Up the hill, its lazy old engine emits the fart of the air brake while the downhill bus gulps with a change to a lower gear. Is it reassuring? The music of life is a constant cacophony of timbres and rhythms pounding at our delicate ears. Reassuring? No; it’s just bloody noisy.
Throughout the day comes the percusive stacatto of the deliveries. On my main road I live opposite an elctrical shop.
I love Southpoint. My flat is bursting with their goods. But that sharp metallic sound of a dropping tailgate and the whine of the motor goes into the realm of Webern. I pretend it’s not there. I turn round and feign sleep It’s hopeless.
It’s time for my own waltz. I do a wheelie waltz. Every so often I find myself spinning in a cumbersome pirouette as my brain loses the sequence of its performance:

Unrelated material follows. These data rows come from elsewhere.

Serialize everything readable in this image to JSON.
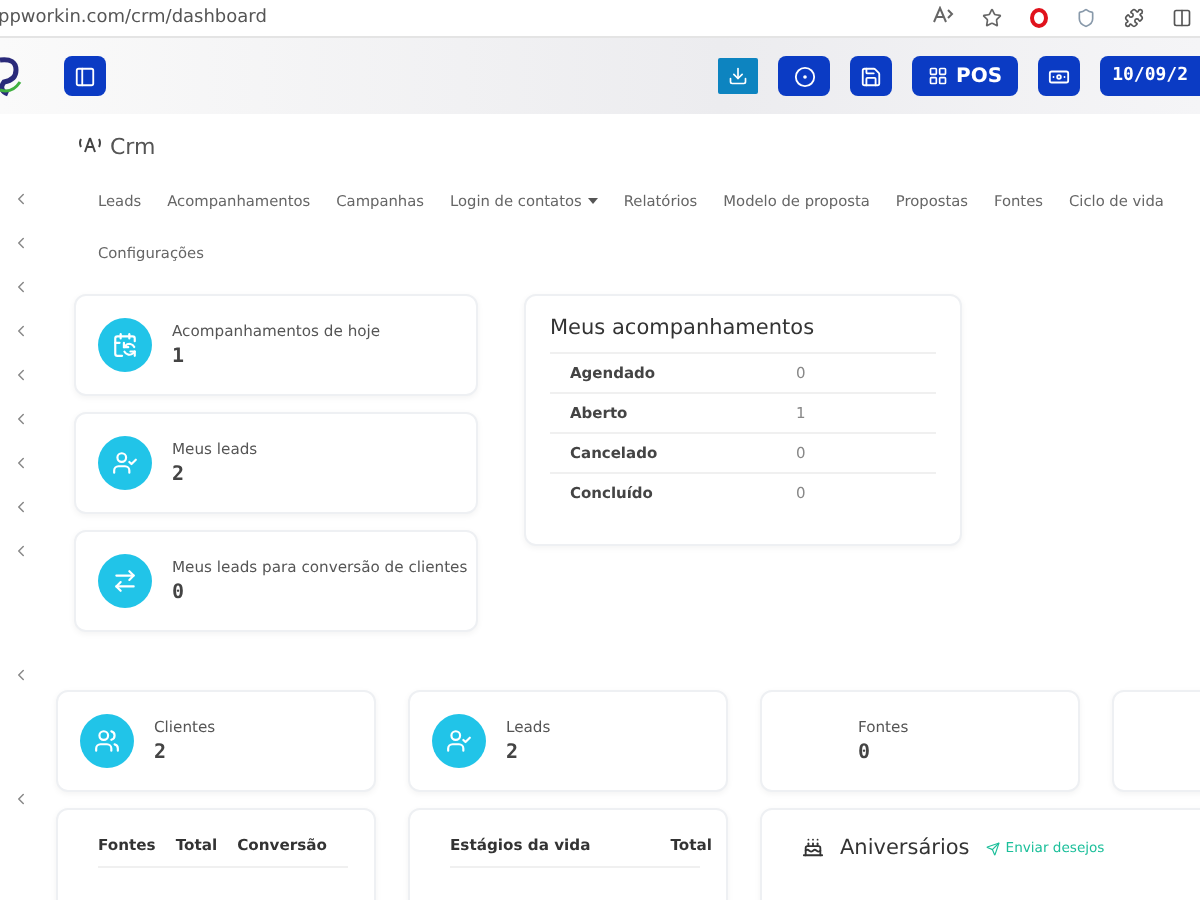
{
  "address_bar": {
    "url": "ppworkin.com/crm/dashboard"
  },
  "header": {
    "pos_label": "POS",
    "date": "10/09/2"
  },
  "page_title": "Crm",
  "nav": [
    {
      "label": "Leads",
      "dropdown": false
    },
    {
      "label": "Acompanhamentos",
      "dropdown": false
    },
    {
      "label": "Campanhas",
      "dropdown": false
    },
    {
      "label": "Login de contatos",
      "dropdown": true
    },
    {
      "label": "Relatórios",
      "dropdown": false
    },
    {
      "label": "Modelo de proposta",
      "dropdown": false
    },
    {
      "label": "Propostas",
      "dropdown": false
    },
    {
      "label": "Fontes",
      "dropdown": false
    },
    {
      "label": "Ciclo de vida",
      "dropdown": false
    },
    {
      "label": "Configurações",
      "dropdown": false
    }
  ],
  "summary_cards": [
    {
      "kind": "calendar",
      "label": "Acompanhamentos de hoje",
      "value": "1"
    },
    {
      "kind": "user",
      "label": "Meus leads",
      "value": "2"
    },
    {
      "kind": "conversion",
      "label": "Meus leads para conversão de clientes",
      "value": "0"
    }
  ],
  "followups": {
    "title": "Meus acompanhamentos",
    "rows": [
      {
        "status": "Agendado",
        "count": "0"
      },
      {
        "status": "Aberto",
        "count": "1"
      },
      {
        "status": "Cancelado",
        "count": "0"
      },
      {
        "status": "Concluído",
        "count": "0"
      }
    ]
  },
  "stats": [
    {
      "kind": "group",
      "label": "Clientes",
      "value": "2"
    },
    {
      "kind": "user",
      "label": "Leads",
      "value": "2"
    },
    {
      "kind": "plain",
      "label": "Fontes",
      "value": "0"
    }
  ],
  "sources_table": {
    "columns": [
      "Fontes",
      "Total",
      "Conversão"
    ]
  },
  "stages_table": {
    "columns": [
      "Estágios da vida",
      "Total"
    ]
  },
  "birthdays": {
    "title": "Aniversários",
    "action": "Enviar desejos"
  }
}
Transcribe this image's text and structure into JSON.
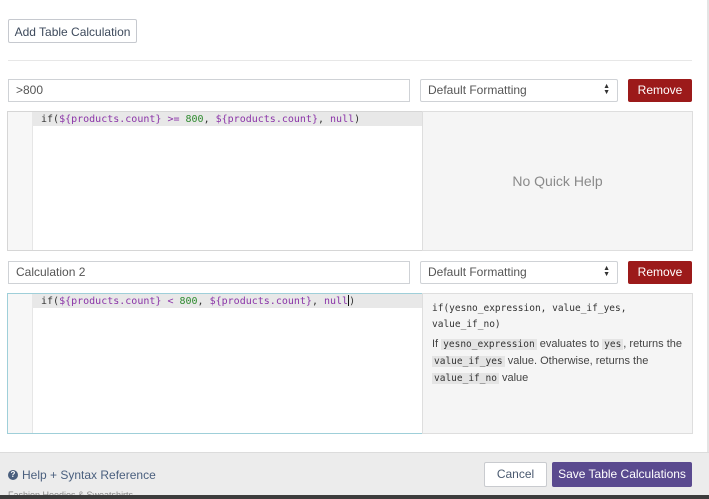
{
  "toolbar": {
    "add_label": "Add Table Calculation"
  },
  "calculations": [
    {
      "name": ">800",
      "formatting": "Default Formatting",
      "remove_label": "Remove",
      "code": {
        "fn": "if(",
        "var1": "${products.count}",
        "op": " >= ",
        "num": "800",
        "sep1": ", ",
        "var2": "${products.count}",
        "sep2": ", ",
        "null": "null",
        "close": ")"
      },
      "help": {
        "no_help": "No Quick Help"
      }
    },
    {
      "name": "Calculation 2",
      "formatting": "Default Formatting",
      "remove_label": "Remove",
      "code": {
        "fn": "if(",
        "var1": "${products.count}",
        "op": " < ",
        "num": "800",
        "sep1": ", ",
        "var2": "${products.count}",
        "sep2": ", ",
        "null": "null",
        "close": ")"
      },
      "help": {
        "signature_line1": "if(yesno_expression, value_if_yes,",
        "signature_line2": "value_if_no)",
        "desc_part1": "If ",
        "tag1": "yesno_expression",
        "desc_part2": " evaluates to ",
        "tag2": "yes",
        "desc_part3": ", returns the ",
        "tag3": "value_if_yes",
        "desc_part4": " value. Otherwise, returns the ",
        "tag4": "value_if_no",
        "desc_part5": " value"
      }
    }
  ],
  "footer": {
    "help_label": "Help + Syntax Reference",
    "cancel_label": "Cancel",
    "save_label": "Save Table Calculations",
    "ghost_text": "Fashion Hoodies & Sweatshirts"
  },
  "colors": {
    "remove": "#9c1a1a",
    "save": "#5a4a8f",
    "link": "#4a5f7e"
  }
}
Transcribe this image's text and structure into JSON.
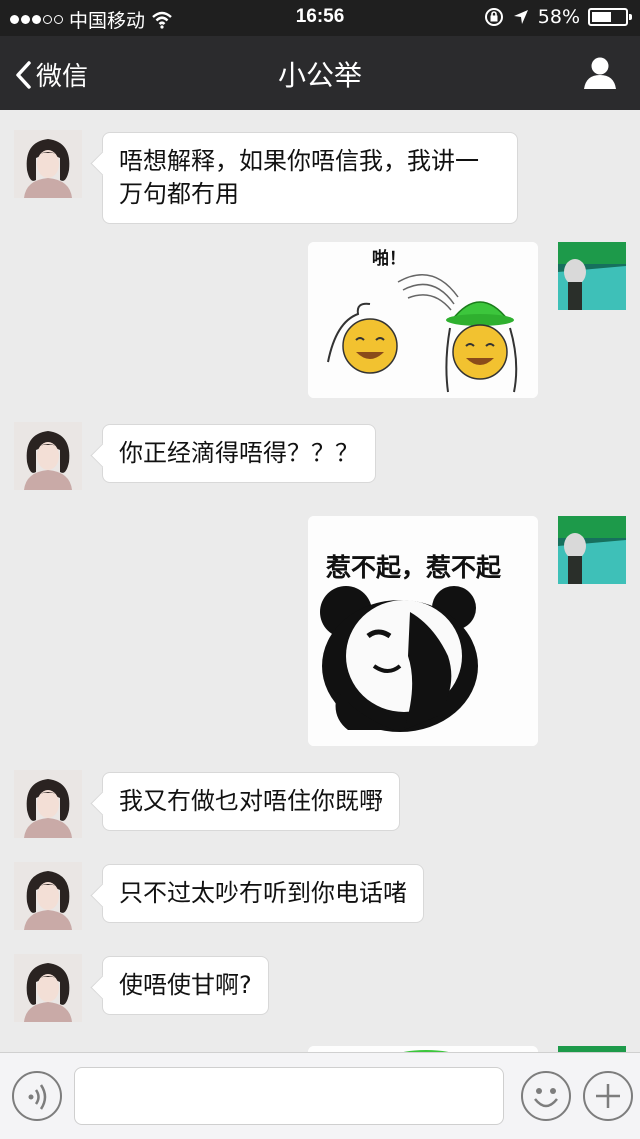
{
  "status_bar": {
    "carrier": "中国移动",
    "time": "16:56",
    "battery_percent": "58%",
    "battery_level": 0.58,
    "icons": [
      "signal-dots-icon",
      "wifi-icon",
      "rotation-lock-icon",
      "location-arrow-icon",
      "battery-icon"
    ]
  },
  "nav": {
    "back_label": "微信",
    "title": "小公举",
    "profile_icon": "person-icon"
  },
  "messages": [
    {
      "side": "left",
      "type": "text",
      "text": "唔想解释，如果你唔信我，我讲一万句都冇用"
    },
    {
      "side": "right",
      "type": "sticker",
      "sticker": "green-hat-smileys",
      "caption": "啪！"
    },
    {
      "side": "left",
      "type": "text",
      "text": "你正经滴得唔得？？？"
    },
    {
      "side": "right",
      "type": "sticker",
      "sticker": "panda-face",
      "caption": "惹不起，惹不起"
    },
    {
      "side": "left",
      "type": "text",
      "text": "我又冇做乜对唔住你既嘢"
    },
    {
      "side": "left",
      "type": "text",
      "text": "只不过太吵冇听到你电话啫"
    },
    {
      "side": "left",
      "type": "text",
      "text": "使唔使甘啊?"
    }
  ],
  "input_bar": {
    "voice_icon": "voice-icon",
    "text_value": "",
    "emoji_icon": "emoji-icon",
    "plus_icon": "plus-icon"
  },
  "colors": {
    "nav_bg": "#2b2b2d",
    "chat_bg": "#ebebeb",
    "bubble_bg": "#ffffff"
  }
}
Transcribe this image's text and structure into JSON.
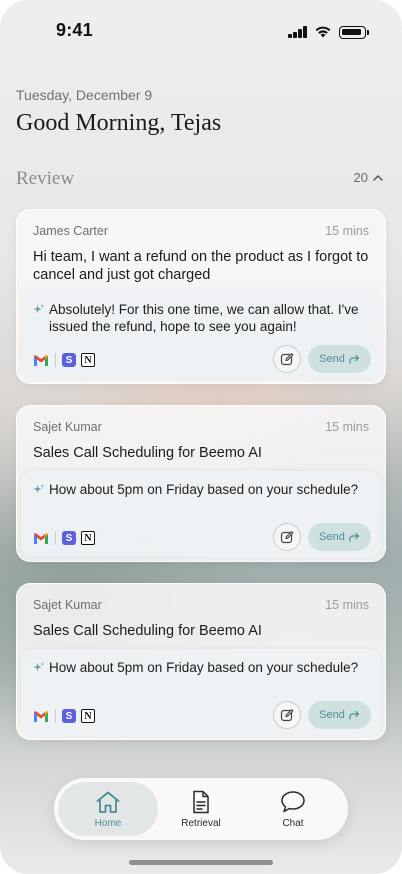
{
  "status_bar": {
    "time": "9:41"
  },
  "header": {
    "date": "Tuesday, December 9",
    "greeting": "Good Morning, Tejas"
  },
  "review": {
    "title": "Review",
    "count": "20"
  },
  "cards": [
    {
      "sender": "James Carter",
      "time_ago": "15 mins",
      "subject": "Hi team, I want a refund on the product as I forgot to cancel and just got charged",
      "reply": "Absolutely! For this one time, we can allow that. I've issued the refund, hope to see you again!",
      "send_label": "Send"
    },
    {
      "sender": "Sajet Kumar",
      "time_ago": "15 mins",
      "subject": "Sales Call Scheduling for Beemo AI",
      "reply": "How about 5pm on Friday based on your schedule?",
      "send_label": "Send"
    },
    {
      "sender": "Sajet Kumar",
      "time_ago": "15 mins",
      "subject": "Sales Call Scheduling for Beemo AI",
      "reply": "How about 5pm on Friday based on your schedule?",
      "send_label": "Send"
    }
  ],
  "app_badges": {
    "s": "S",
    "n": "N"
  },
  "tabs": [
    {
      "label": "Home",
      "icon": "home-icon",
      "active": true
    },
    {
      "label": "Retrieval",
      "icon": "document-icon",
      "active": false
    },
    {
      "label": "Chat",
      "icon": "chat-bubble-icon",
      "active": false
    }
  ],
  "colors": {
    "accent": "#4a8e94",
    "send_bg": "#cfe0e1",
    "app_s": "#5b5fe0"
  }
}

“Milk? Tea? Pear? Nectarine? Cat food? What did I turn round for and why am I circling like a demented Davros?” (I may have used that term before but I rather like it.)
By the time I sit down in my sprawling chair, I’m observing an extended rest. The orchestra outside takes over. The music becomes less attractive. The functional spartan passages burble on with the occasional sforzando of the horn section. Car horns of course.
Occasionally a more unusual sound may emerge from the orchestra pit. It’s a tight, fierce sound; always loud, never disguised. I don’t know where they’re from or where they go but the unique sound of the farmer’s tractor with bales in tow, rattles through my castle walls.
American composer, Charles Ives wrote a sonata named after his home town of Concord. It’s a seething mess of discord and gutteral nuances. In amongst this visceral turpitude are some tiny germs of genuine sweetness. They are especially tender in comparision to what surrounds them.
My genuine Whitehill sweetness comes from the clip clop of the horse pulling a dear old lady, uttering soothing reassuring words of encouragement from her seat of the trap. It’s fleeting but treasured.
On the occasions when I venture out on the scooter, I hear a new style of music. It comes from restless vehicles behind me. It bursts into a rapid crescendo as they fly past as though their life depended on it. Very few actually pootle past. I make a point of saying good morning to everyone I pass. I’m usually met with an equally polite greeting. Only the ignorant and anally retentive blank me.
Like the parents scared of the rain, I must put the fear of God into these people. It’s their loss.
The last movement of Tchaikovsky’s sixth ends quietly. So does my masterpiece. The thumping of the car music fades and turns into an occasional flourish. The final passage is delivered in darkness. The squeaks and rattles of little human voices return once more. But these are not children. They are the sounds of intoxication. Couples and gangs shriek their drunken delights. I used to do that.
Thank you for reading.